  • October 19, 2010: Photographed in Courtland, Republic County.
  • December 7, 2010: Photographed in Nemaha County.
  • December 15, 2010: Carcass of male mountain lion taken or reported in Osborne County.
  • November 9, 2011: Photographed in Atchison County.
  • November 14, 2011: Tracks found in Atchison County. These were probably from the same mountain lion photographed a few days before.
  • January 18, 2012: Tracks found in Washington County.
  • October 31, 2012: Photographed in Stafford County.
  • October 22, 2014: Photographed in Labette County.
  • August 3, 2015: Photographed near Webster in Rooks County.
  • August 15, 2015: Photographed near Hays in Ellis County. Experts believe that this could the same animal that was reported in Rooks County, based on travel distance and direction.
  • August 23, 2015: Photographed near Great Bend in Barton County. Possibly the same animal reported in Rooks and Ellis counties.
  • September 24, 2015: Photographed near Argonia, Sumner County. This could be the same mountain lion photographed several times in August. The family had reported seeing tracks and the actual animal prior to capturing the photo on a trail camera.
  • October 23, 2015: Young mountain lion found dead in a shed near Dodge City. Although it was found with its head caught in a tiller, it appeared to be in extremely poor health prior to the incident.
  • Mid-September, 2016: Photographed by a hunter’s trail camera in Rawlins County.
  • November 9, 2016: Photographed by a hunter’s trail camera at Fort Riley.
  • November 20, 2016: Photographed by a hunter’s trail camera in Shawnee County.
  • November 24, 2016: Treed by coonhound and videoed by hunters in Wabaunsee County.
  • January 31, 2019: Reported in Rooks County by upland game bird hunters as found dead to a Kansas game warden. Subsequent investigation revealed that it was shot by the hunters after it had threatened the group and their dogs. Although initially reported by KDWPT as female, necropsy revealed that the mountain lion was actually male.

Where Did They Come From?

Most of these sightings have been young males, probably looking for mates after being displaced by older, more dominant males. It is currently thought that an increase in mountain lion populations in the Black Hills and the Rocky Mountains has contributed to the recent sightings in Kansas. A few biologists, however, maintain that the mountain lions could actually be coming from the Ozarks of Missouri and Arkansas.

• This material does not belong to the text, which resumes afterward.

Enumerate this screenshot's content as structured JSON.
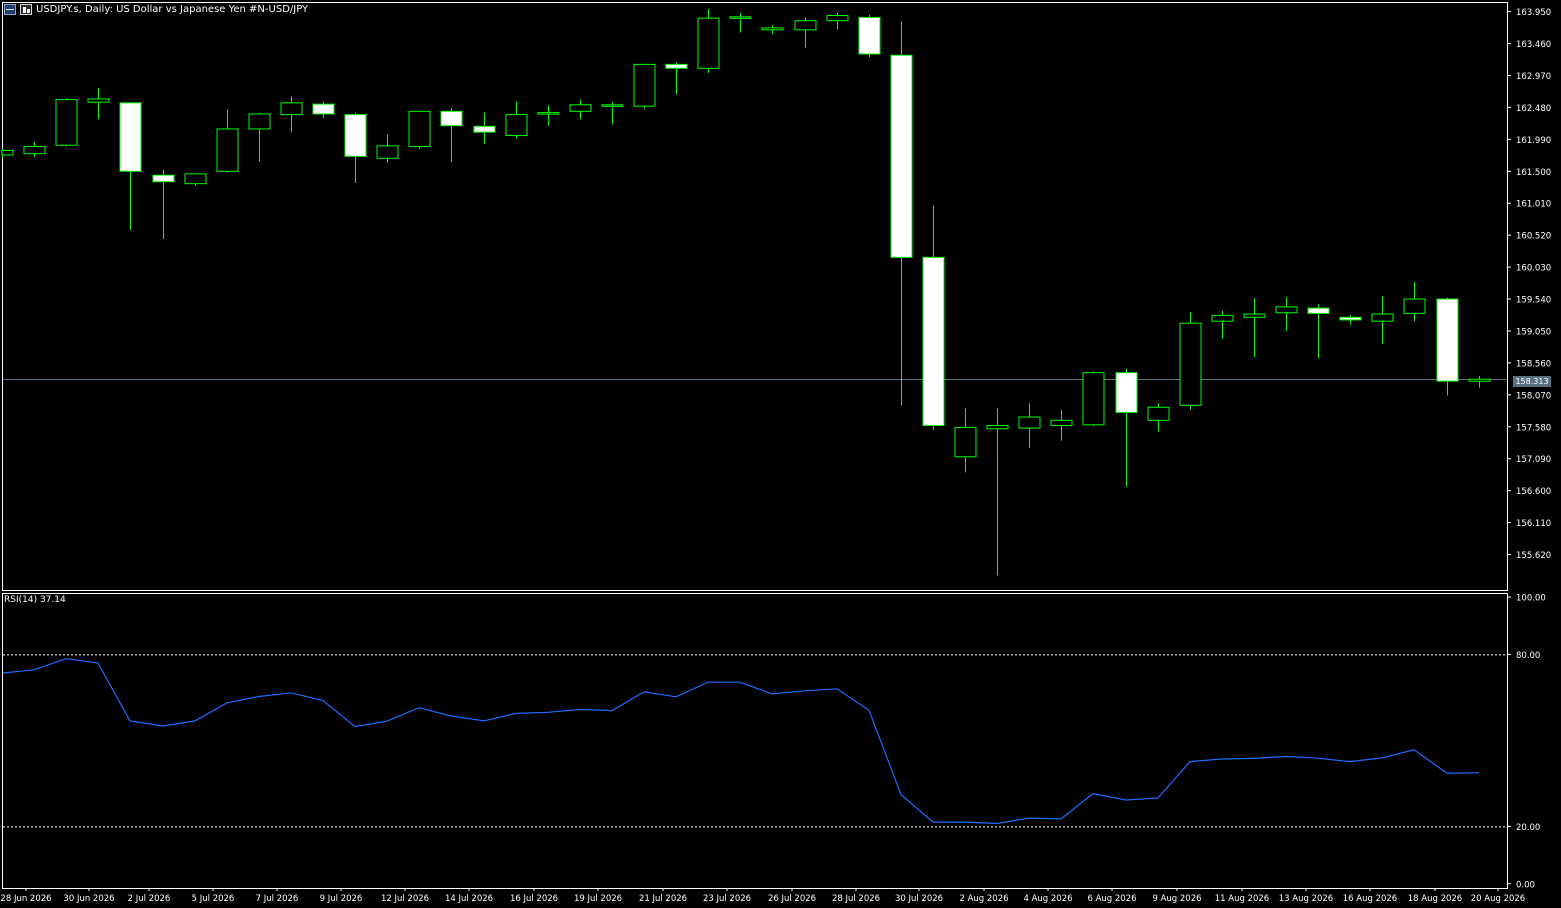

So far there are no reports of mountain lions breeding within Kansas. Still, experts now acknowledge that given the state’s sizable deer population and areas of suitable habitat, at least along streams, it is possible that cougars could expand their range and once again establish a small but permanent presence within our borders.

How to Identify a Mountain Lion

It’s hard to believe that anyone could mistake a mountain lion for anything else, but it happens frequently. More than one person has seen a house cat, bobcat, large dog, or deer and identified it as a cougar. If you think you’re looking at a mountain lion, check for the following:

  • Large size. Compare the animal in question to surrounding objects to gauge its height and length. The mountain lions seen in Kansas tend to be young and therefore a little on the small side, but they are still much larger than bobcats or house cats.
  • Uniform color. Mountain lions are tawny all over, while bobcats have spots and streaks.
  • Long tail. One look at that distinctive tail can separate the mountain lion from all other similar animals.
  • Unique tracks. The mountain lion leaves clawless tracks like other felines. However, it can still be distinguished from the bobcat by its unique track shape. For one thing, a mountain lion’s tracks are much larger. For another thing, its heel pad is lobed, unlike the round heel pad of the bobcat.
Helpful Resources

Confirmations Map
Although this interactive map has not been updated for a few years, it does help you see mountain lion sightings at a glance.

Mountain Lion Confirmed in Labette County
Includes a photograph.

Mountain Lion Signs
How to identify a mountain lion without seeing it by examining tracks, sounds, and kill evidence.